You may have noticed these posts have gotten a bit sporadic lately.Â I’m not busier than before, but my mornings have become much less predictable, which is when I do most of my writing. I should be getting back on track soon as I adapt to my new life.
R is for Robot – Cinefex blog takes a look at the history of robots on film, from early costumes and stop motion, to today’s marriage of motion-capture and CGI.
30 Days Until Halloween: The Home and Family Yard Design – Though we’re already halfway through October, it’s not too late to catch up with Dave Lowe’s Halloween project. Every year, he creates a massive outdoor Halloween display for the HallmarkÂ Channel’s Home and Family show, filled with dozens of handmade props.
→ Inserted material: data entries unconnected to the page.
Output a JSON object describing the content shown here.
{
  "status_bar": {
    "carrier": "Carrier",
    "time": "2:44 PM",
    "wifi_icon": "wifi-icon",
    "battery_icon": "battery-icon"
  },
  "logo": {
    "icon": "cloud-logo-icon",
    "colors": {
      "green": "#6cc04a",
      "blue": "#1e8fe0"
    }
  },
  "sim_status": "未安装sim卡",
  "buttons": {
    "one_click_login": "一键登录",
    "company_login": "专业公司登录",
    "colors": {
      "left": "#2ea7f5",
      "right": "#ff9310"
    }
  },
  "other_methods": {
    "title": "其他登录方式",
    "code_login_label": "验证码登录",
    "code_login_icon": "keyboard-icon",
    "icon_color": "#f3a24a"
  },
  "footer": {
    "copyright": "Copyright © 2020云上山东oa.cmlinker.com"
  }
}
They Donâ€™t Make Theatre Sets Like they Used To – MessyNessy talks about when shows used to have hundreds of props, and has pictures to prove it. I think we can still find contemporary examples of set designs with intricate detail and an antique’s store worth of dressing, although none of it comes close to the Hippodrome in the early twentieth century.
At a Brooklyn High School, Plenty of Drama Before the Curtain Goes Up – The New York Times takes a backstage look at theÂ Edward R. Murrow High School in Midwood, Brooklyn. They have an absurd amount of students in technical theatre classes working to put on shows with production values that rival many smaller regional theatres. I think my high school had one kid who did tech.
Jay Duckworth: Proptologist, Bear, Philosopher of the Hand – Stage Directions interviews Jay Duckworth, prop master at the Public Theater. While his prop creds are truly remarkable (including the pre-BroadwayÂ Hamilton), this interview focuses on what it means for Jay to be an out gay man working in technical theatre.
PeterÂ Jackson’sÂ MovieÂ PropÂ Collection – It turns out that Peter Jackson, maker of both awesome and horrible movies, has an overwhelmingly extensive collection of props, puppets, and practical effects from films throughout history. Tested and Adam Savage take a look at it in this large photo essay. There’s a video, too, if that’s more your speed.
Tested visits the Jim Henson Creature Shop and gives us this great sixteen minute video. What I love about the Creature Shop (other than how awesome their puppets are) is how Jim Henson started out with simple hand puppets in the mid-50s, and today the company is on the leading-edge of animatronic creature design.
If you love gettingÂ obsessive over the details on your paper props, check out the Passport Stamps and Visas group on Flickr. It’s chock full of interior pages of passports from around the world, as well as a few exterior covers as well.
If you’ve ever wandered over to Dave Lowe’s blog, you may have noticed he’s a bit into Halloween. He has already began building props and decorations for his house this year.Â I got a kick out of this ghostly gravestone made of foam core and spray foam. Be sure to check his blog regularly for many more projects leading up to the big day.
Lewis Baumstark, Jr. made a fake crowbar out of a piece of PVC pipe and wrote an Instructable showing how he didÂ it. It looks so devilishly simple and quick, especially if you don’t have the time or money to mold and cast one.
Chris Schwartz has scanned some drawings of English furniture styles throughout history and posted them on his blog. It’s a great aid for recognizing the style of pieces you find in the antique store, or for choosing furniture based on the period of the play you are doing. It’s also fun just to see how furniture has evolved in the last 800 years or so; a chest of drawers used to literally be just a chest.
So it’s the day after Halloween, but most of my links today are for Halloween-related props, because that’s what everyone has been writing about for the last couple of weeks. Luckily, us props people can use some good fake blood advice any day of the year.
First up is fellow SPAM member Deb Morgan, props master at the Lyric Opera in Kansas City, showing us how to make some fake edible blood and a blood bag. It’s a basic recipe that most of us know, but it’s great to watch how the different ingredients affect the final product.
Next is another SPAM member SeÃ¡n McArdle giving his local Fox News channel a show-and-tell of fantastic props he has built. Besides his own take on the blood bag, he’s got a really coolÂ non-pyrotechnic gunshot effect for a musket.
Ed Edmunds makes monsters and effects for haunted houses, and created the animatronic electric chair prop that essentially transformed these rides from cheesy diversions to high-tech affairs. Check out his interview in Esquire Magazine to learn more.